Segment Start: SUPPLIED RECORDS

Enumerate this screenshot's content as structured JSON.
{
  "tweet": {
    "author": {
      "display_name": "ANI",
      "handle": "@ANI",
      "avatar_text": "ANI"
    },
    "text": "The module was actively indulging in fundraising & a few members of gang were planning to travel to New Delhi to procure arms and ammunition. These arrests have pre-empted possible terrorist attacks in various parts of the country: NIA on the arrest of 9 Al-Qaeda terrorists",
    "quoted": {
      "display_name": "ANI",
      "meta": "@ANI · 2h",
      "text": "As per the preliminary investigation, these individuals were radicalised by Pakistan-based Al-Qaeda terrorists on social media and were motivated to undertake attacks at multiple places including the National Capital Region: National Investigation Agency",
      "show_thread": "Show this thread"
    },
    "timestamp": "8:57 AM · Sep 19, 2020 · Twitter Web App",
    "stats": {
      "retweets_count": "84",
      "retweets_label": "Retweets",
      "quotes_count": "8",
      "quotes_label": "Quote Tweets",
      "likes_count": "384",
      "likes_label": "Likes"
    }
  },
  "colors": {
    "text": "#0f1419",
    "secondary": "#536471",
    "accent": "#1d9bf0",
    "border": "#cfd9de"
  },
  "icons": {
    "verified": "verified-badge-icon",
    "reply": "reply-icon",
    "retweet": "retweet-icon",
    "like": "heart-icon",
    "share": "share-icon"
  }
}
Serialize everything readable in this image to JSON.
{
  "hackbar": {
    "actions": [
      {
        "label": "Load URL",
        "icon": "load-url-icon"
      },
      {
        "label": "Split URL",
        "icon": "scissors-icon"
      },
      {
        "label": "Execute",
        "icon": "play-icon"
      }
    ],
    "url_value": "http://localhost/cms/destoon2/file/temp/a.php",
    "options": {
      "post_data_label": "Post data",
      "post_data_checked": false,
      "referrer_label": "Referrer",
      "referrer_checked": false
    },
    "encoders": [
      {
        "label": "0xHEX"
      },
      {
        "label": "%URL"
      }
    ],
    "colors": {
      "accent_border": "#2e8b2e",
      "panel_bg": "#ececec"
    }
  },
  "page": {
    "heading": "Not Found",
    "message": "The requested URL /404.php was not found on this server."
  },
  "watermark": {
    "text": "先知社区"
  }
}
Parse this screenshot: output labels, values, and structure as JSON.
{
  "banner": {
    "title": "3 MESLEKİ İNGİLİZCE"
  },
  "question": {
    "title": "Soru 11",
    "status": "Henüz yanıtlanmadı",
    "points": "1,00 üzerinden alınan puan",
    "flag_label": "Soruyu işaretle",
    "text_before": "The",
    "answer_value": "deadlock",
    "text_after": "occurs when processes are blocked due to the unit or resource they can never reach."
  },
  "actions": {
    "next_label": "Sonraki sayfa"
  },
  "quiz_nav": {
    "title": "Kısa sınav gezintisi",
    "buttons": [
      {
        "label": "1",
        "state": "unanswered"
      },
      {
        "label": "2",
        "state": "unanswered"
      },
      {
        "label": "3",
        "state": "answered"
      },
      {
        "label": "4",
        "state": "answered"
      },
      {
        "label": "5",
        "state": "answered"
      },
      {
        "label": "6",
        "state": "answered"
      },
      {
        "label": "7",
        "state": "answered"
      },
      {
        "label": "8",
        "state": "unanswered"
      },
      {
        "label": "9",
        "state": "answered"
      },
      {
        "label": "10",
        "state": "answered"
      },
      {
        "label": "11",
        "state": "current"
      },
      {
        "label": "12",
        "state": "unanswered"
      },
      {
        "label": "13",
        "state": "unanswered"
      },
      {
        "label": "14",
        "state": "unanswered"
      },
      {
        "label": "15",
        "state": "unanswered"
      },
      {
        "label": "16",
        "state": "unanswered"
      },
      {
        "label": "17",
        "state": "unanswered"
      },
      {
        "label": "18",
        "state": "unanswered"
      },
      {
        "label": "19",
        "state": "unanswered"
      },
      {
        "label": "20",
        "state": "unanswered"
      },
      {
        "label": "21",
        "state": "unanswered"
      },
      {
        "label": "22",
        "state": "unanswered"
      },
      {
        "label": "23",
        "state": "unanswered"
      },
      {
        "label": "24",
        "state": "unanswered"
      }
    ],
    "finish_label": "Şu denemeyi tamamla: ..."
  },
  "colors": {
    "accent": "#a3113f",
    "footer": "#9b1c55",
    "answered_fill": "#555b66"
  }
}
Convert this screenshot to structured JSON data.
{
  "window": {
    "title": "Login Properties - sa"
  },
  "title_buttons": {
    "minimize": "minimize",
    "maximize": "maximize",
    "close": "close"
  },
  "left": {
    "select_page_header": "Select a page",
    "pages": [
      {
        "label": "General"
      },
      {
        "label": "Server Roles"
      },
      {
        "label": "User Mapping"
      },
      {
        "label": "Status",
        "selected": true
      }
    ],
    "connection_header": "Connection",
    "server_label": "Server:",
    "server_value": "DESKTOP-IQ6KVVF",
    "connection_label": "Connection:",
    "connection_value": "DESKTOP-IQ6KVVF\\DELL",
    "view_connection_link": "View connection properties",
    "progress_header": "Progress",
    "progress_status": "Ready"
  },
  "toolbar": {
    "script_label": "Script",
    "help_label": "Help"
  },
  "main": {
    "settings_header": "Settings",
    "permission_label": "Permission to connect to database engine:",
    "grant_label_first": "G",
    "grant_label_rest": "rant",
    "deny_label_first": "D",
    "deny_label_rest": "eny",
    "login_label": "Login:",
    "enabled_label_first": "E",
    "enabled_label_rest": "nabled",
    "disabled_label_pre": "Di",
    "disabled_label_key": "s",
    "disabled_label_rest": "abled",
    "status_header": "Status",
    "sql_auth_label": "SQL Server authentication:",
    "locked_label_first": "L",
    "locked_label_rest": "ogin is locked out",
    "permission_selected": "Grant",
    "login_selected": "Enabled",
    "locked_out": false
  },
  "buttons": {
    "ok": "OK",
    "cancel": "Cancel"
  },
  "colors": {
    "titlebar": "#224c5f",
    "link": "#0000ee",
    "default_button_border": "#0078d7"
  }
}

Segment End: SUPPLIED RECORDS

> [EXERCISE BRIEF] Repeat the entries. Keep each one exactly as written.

> [EXERCISE RESPONSE]
Enumerate this screenshot's content as structured JSON.
{
  "tweet": {
    "author": {
      "display_name": "ANI",
      "handle": "@ANI",
      "avatar_text": "ANI"
    },
    "text": "The module was actively indulging in fundraising & a few members of gang were planning to travel to New Delhi to procure arms and ammunition. These arrests have pre-empted possible terrorist attacks in various parts of the country: NIA on the arrest of 9 Al-Qaeda terrorists",
    "quoted": {
      "display_name": "ANI",
      "meta": "@ANI · 2h",
      "text": "As per the preliminary investigation, these individuals were radicalised by Pakistan-based Al-Qaeda terrorists on social media and were motivated to undertake attacks at multiple places including the National Capital Region: National Investigation Agency",
      "show_thread": "Show this thread"
    },
    "timestamp": "8:57 AM · Sep 19, 2020 · Twitter Web App",
    "stats": {
      "retweets_count": "84",
      "retweets_label": "Retweets",
      "quotes_count": "8",
      "quotes_label": "Quote Tweets",
      "likes_count": "384",
      "likes_label": "Likes"
    }
  },
  "colors": {
    "text": "#0f1419",
    "secondary": "#536471",
    "accent": "#1d9bf0",
    "border": "#cfd9de"
  },
  "icons": {
    "verified": "verified-badge-icon",
    "reply": "reply-icon",
    "retweet": "retweet-icon",
    "like": "heart-icon",
    "share": "share-icon"
  }
}
Serialize everything readable in this image to JSON.
{
  "hackbar": {
    "actions": [
      {
        "label": "Load URL",
        "icon": "load-url-icon"
      },
      {
        "label": "Split URL",
        "icon": "scissors-icon"
      },
      {
        "label": "Execute",
        "icon": "play-icon"
      }
    ],
    "url_value": "http://localhost/cms/destoon2/file/temp/a.php",
    "options": {
      "post_data_label": "Post data",
      "post_data_checked": false,
      "referrer_label": "Referrer",
      "referrer_checked": false
    },
    "encoders": [
      {
        "label": "0xHEX"
      },
      {
        "label": "%URL"
      }
    ],
    "colors": {
      "accent_border": "#2e8b2e",
      "panel_bg": "#ececec"
    }
  },
  "page": {
    "heading": "Not Found",
    "message": "The requested URL /404.php was not found on this server."
  },
  "watermark": {
    "text": "先知社区"
  }
}
Parse this screenshot: output labels, values, and structure as JSON.
{
  "banner": {
    "title": "3 MESLEKİ İNGİLİZCE"
  },
  "question": {
    "title": "Soru 11",
    "status": "Henüz yanıtlanmadı",
    "points": "1,00 üzerinden alınan puan",
    "flag_label": "Soruyu işaretle",
    "text_before": "The",
    "answer_value": "deadlock",
    "text_after": "occurs when processes are blocked due to the unit or resource they can never reach."
  },
  "actions": {
    "next_label": "Sonraki sayfa"
  },
  "quiz_nav": {
    "title": "Kısa sınav gezintisi",
    "buttons": [
      {
        "label": "1",
        "state": "unanswered"
      },
      {
        "label": "2",
        "state": "unanswered"
      },
      {
        "label": "3",
        "state": "answered"
      },
      {
        "label": "4",
        "state": "answered"
      },
      {
        "label": "5",
        "state": "answered"
      },
      {
        "label": "6",
        "state": "answered"
      },
      {
        "label": "7",
        "state": "answered"
      },
      {
        "label": "8",
        "state": "unanswered"
      },
      {
        "label": "9",
        "state": "answered"
      },
      {
        "label": "10",
        "state": "answered"
      },
      {
        "label": "11",
        "state": "current"
      },
      {
        "label": "12",
        "state": "unanswered"
      },
      {
        "label": "13",
        "state": "unanswered"
      },
      {
        "label": "14",
        "state": "unanswered"
      },
      {
        "label": "15",
        "state": "unanswered"
      },
      {
        "label": "16",
        "state": "unanswered"
      },
      {
        "label": "17",
        "state": "unanswered"
      },
      {
        "label": "18",
        "state": "unanswered"
      },
      {
        "label": "19",
        "state": "unanswered"
      },
      {
        "label": "20",
        "state": "unanswered"
      },
      {
        "label": "21",
        "state": "unanswered"
      },
      {
        "label": "22",
        "state": "unanswered"
      },
      {
        "label": "23",
        "state": "unanswered"
      },
      {
        "label": "24",
        "state": "unanswered"
      }
    ],
    "finish_label": "Şu denemeyi tamamla: ..."
  },
  "colors": {
    "accent": "#a3113f",
    "footer": "#9b1c55",
    "answered_fill": "#555b66"
  }
}
Convert this screenshot to structured JSON data.
{
  "window": {
    "title": "Login Properties - sa"
  },
  "title_buttons": {
    "minimize": "minimize",
    "maximize": "maximize",
    "close": "close"
  },
  "left": {
    "select_page_header": "Select a page",
    "pages": [
      {
        "label": "General"
      },
      {
        "label": "Server Roles"
      },
      {
        "label": "User Mapping"
      },
      {
        "label": "Status",
        "selected": true
      }
    ],
    "connection_header": "Connection",
    "server_label": "Server:",
    "server_value": "DESKTOP-IQ6KVVF",
    "connection_label": "Connection:",
    "connection_value": "DESKTOP-IQ6KVVF\\DELL",
    "view_connection_link": "View connection properties",
    "progress_header": "Progress",
    "progress_status": "Ready"
  },
  "toolbar": {
    "script_label": "Script",
    "help_label": "Help"
  },
  "main": {
    "settings_header": "Settings",
    "permission_label": "Permission to connect to database engine:",
    "grant_label_first": "G",
    "grant_label_rest": "rant",
    "deny_label_first": "D",
    "deny_label_rest": "eny",
    "login_label": "Login:",
    "enabled_label_first": "E",
    "enabled_label_rest": "nabled",
    "disabled_label_pre": "Di",
    "disabled_label_key": "s",
    "disabled_label_rest": "abled",
    "status_header": "Status",
    "sql_auth_label": "SQL Server authentication:",
    "locked_label_first": "L",
    "locked_label_rest": "ogin is locked out",
    "permission_selected": "Grant",
    "login_selected": "Enabled",
    "locked_out": false
  },
  "buttons": {
    "ok": "OK",
    "cancel": "Cancel"
  },
  "colors": {
    "titlebar": "#224c5f",
    "link": "#0000ee",
    "default_button_border": "#0078d7"
  }
}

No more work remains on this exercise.